Rothbard argued that if one party (a bank client) makes an exchange with another (a banker) of cash for fiduciary media (money substitutes with fractional cash backing, such as checking accounts at banks or "checkbook money"), then this exchange is necessarily "fraudulent". I am personally convinced that Rothbard's use of the word "fraudulent" was inaccurate. Sticking to the definitions shown above, for Rothbard to be right that such an exchange is "fraudulent", one would need to show that a banker who exchanges his bank's "checkbook money" for a client's cash has the intention of stealing the client's wealth. Most bankers, however, usually intend to increase their own wealth and the wealth of their clients and do not anticipate a bank run or bankruptcy. This is the only way for bankers to ensure long-term business success. Nevertheless, such an intention is certainly not impossible.

However, the other crucial question is whether or not the exchange of "checkbook money" for cash might be "deceptive". To affirm the claim that it is "deceptive", one would need to demonstrate that the banker is employing either "simulation" or "dissimulation" in his exchange of checkbook money for cash. Here I would submit that if the banker somehow attempts to convince the client that the checkbook money is backed with 100% cash reserves when it is not (simulation), or fails to inform the client (dissimulation) verbally or in the account opening contract of the true legal nature of the checkbook money (i.e. that it represents a claim on cash that is not fully backed by cash and that it will be converted into a fractional claim on the bank's assets in the event of bankruptcy), then the exchange can be logically labeled "deceptive". To confirm that such exchanges in the US are "deceptive", one would need to do empirical work to find out how many bank account holders are aware of the true nature of the checkbook money in their possession. My hunch would be that most bank account holders are convinced that their checkbook money is fully backed by cash, although it is not.

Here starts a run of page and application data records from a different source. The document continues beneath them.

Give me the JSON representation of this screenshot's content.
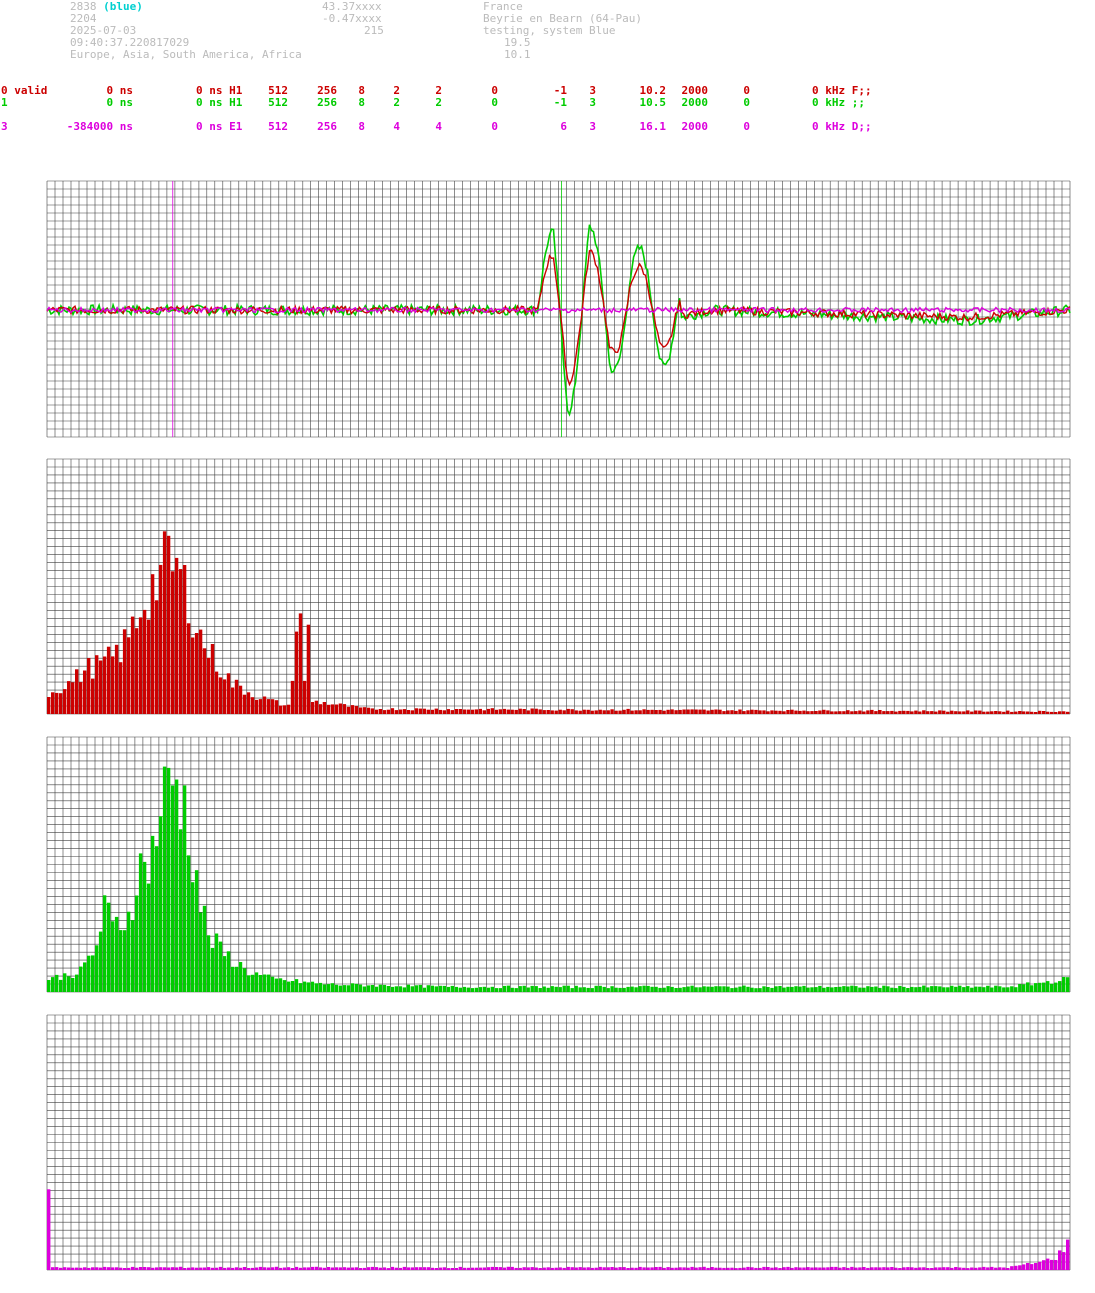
{
  "header": {
    "station_id": "2838",
    "station_tag": "(blue)",
    "station_num": "2204",
    "date": "2025-07-03",
    "time": "09:40:37.220817029",
    "regions": "Europe, Asia, South America, Africa",
    "lat": "43.37xxxx",
    "lon": "-0.47xxxx",
    "alt": "215",
    "country": "France",
    "place": "Beyrie en Bearn (64-Pau)",
    "status": "testing, system Blue",
    "val1": "19.5",
    "val2": "10.1"
  },
  "channels": [
    {
      "c0": "0 valid",
      "c1": "0 ns",
      "c2": "0 ns H1",
      "c3": "512",
      "c4": "256",
      "c5": "8",
      "c6": "2",
      "c7": "2",
      "c8": "0",
      "c9": "-1",
      "c10": "3",
      "c11": "10.2",
      "c12": "2000",
      "c13": "0",
      "c14": "0 kHz F;;"
    },
    {
      "c0": "1",
      "c1": "0 ns",
      "c2": "0 ns H1",
      "c3": "512",
      "c4": "256",
      "c5": "8",
      "c6": "2",
      "c7": "2",
      "c8": "0",
      "c9": "-1",
      "c10": "3",
      "c11": "10.5",
      "c12": "2000",
      "c13": "0",
      "c14": "0 kHz ;;"
    },
    {
      "c0": "3",
      "c1": "-384000 ns",
      "c2": "0 ns E1",
      "c3": "512",
      "c4": "256",
      "c5": "8",
      "c6": "4",
      "c7": "4",
      "c8": "0",
      "c9": "6",
      "c10": "3",
      "c11": "16.1",
      "c12": "2000",
      "c13": "0",
      "c14": "0 kHz D;;"
    }
  ],
  "colors": {
    "red": "#cc0000",
    "green": "#00cc00",
    "magenta": "#dd00dd",
    "grid": "#000000"
  },
  "chart_data": [
    {
      "type": "line",
      "series": [
        {
          "color": "#cc0000"
        },
        {
          "color": "#00cc00"
        },
        {
          "color": "#dd00dd"
        }
      ],
      "y_range": [
        -1,
        1
      ],
      "key_points": [
        [
          0,
          0
        ],
        [
          0.48,
          0
        ],
        [
          0.495,
          0.3
        ],
        [
          0.51,
          -0.55
        ],
        [
          0.53,
          0.42
        ],
        [
          0.55,
          -0.3
        ],
        [
          0.57,
          0.25
        ],
        [
          0.6,
          -0.1
        ],
        [
          0.65,
          0
        ],
        [
          0.9,
          -0.08
        ],
        [
          1,
          0
        ]
      ],
      "markers_x": [
        0.12,
        0.5
      ],
      "grid": true
    },
    {
      "type": "bar",
      "color": "#cc0000",
      "bins": 256,
      "peak_bins": [
        [
          0,
          0.08
        ],
        [
          5,
          0.12
        ],
        [
          10,
          0.18
        ],
        [
          14,
          0.2
        ],
        [
          18,
          0.25
        ],
        [
          20,
          0.3
        ],
        [
          24,
          0.45
        ],
        [
          26,
          0.5
        ],
        [
          28,
          0.55
        ],
        [
          30,
          0.6
        ],
        [
          32,
          0.57
        ],
        [
          34,
          0.5
        ],
        [
          36,
          0.4
        ],
        [
          38,
          0.3
        ],
        [
          42,
          0.2
        ],
        [
          46,
          0.12
        ],
        [
          52,
          0.07
        ],
        [
          60,
          0.03
        ],
        [
          64,
          0.58
        ],
        [
          66,
          0.05
        ],
        [
          80,
          0.02
        ],
        [
          255,
          0.01
        ]
      ],
      "grid": true
    },
    {
      "type": "bar",
      "color": "#00cc00",
      "bins": 256,
      "peak_bins": [
        [
          0,
          0.05
        ],
        [
          8,
          0.08
        ],
        [
          12,
          0.18
        ],
        [
          14,
          0.33
        ],
        [
          16,
          0.25
        ],
        [
          20,
          0.3
        ],
        [
          22,
          0.45
        ],
        [
          26,
          0.55
        ],
        [
          28,
          0.72
        ],
        [
          30,
          0.8
        ],
        [
          32,
          0.83
        ],
        [
          34,
          0.72
        ],
        [
          36,
          0.55
        ],
        [
          38,
          0.35
        ],
        [
          40,
          0.22
        ],
        [
          44,
          0.15
        ],
        [
          50,
          0.08
        ],
        [
          56,
          0.05
        ],
        [
          70,
          0.03
        ],
        [
          100,
          0.02
        ],
        [
          240,
          0.02
        ],
        [
          255,
          0.05
        ]
      ],
      "grid": true
    },
    {
      "type": "bar",
      "color": "#dd00dd",
      "bins": 256,
      "peak_bins": [
        [
          0,
          0.4
        ],
        [
          1,
          0.01
        ],
        [
          240,
          0.01
        ],
        [
          248,
          0.03
        ],
        [
          252,
          0.05
        ],
        [
          255,
          0.1
        ]
      ],
      "grid": true
    }
  ]
}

If this is true, then most cash-for-checkbook-money exchanges may be considered "deceptive", but not necessarily "fraudulent". I strongly recommend everyone interested in this topic to read "The Theory of Money and Credit" by Mises, who in contrast to Rothbard, did not label such transactions "fraudulent" or "deceptive".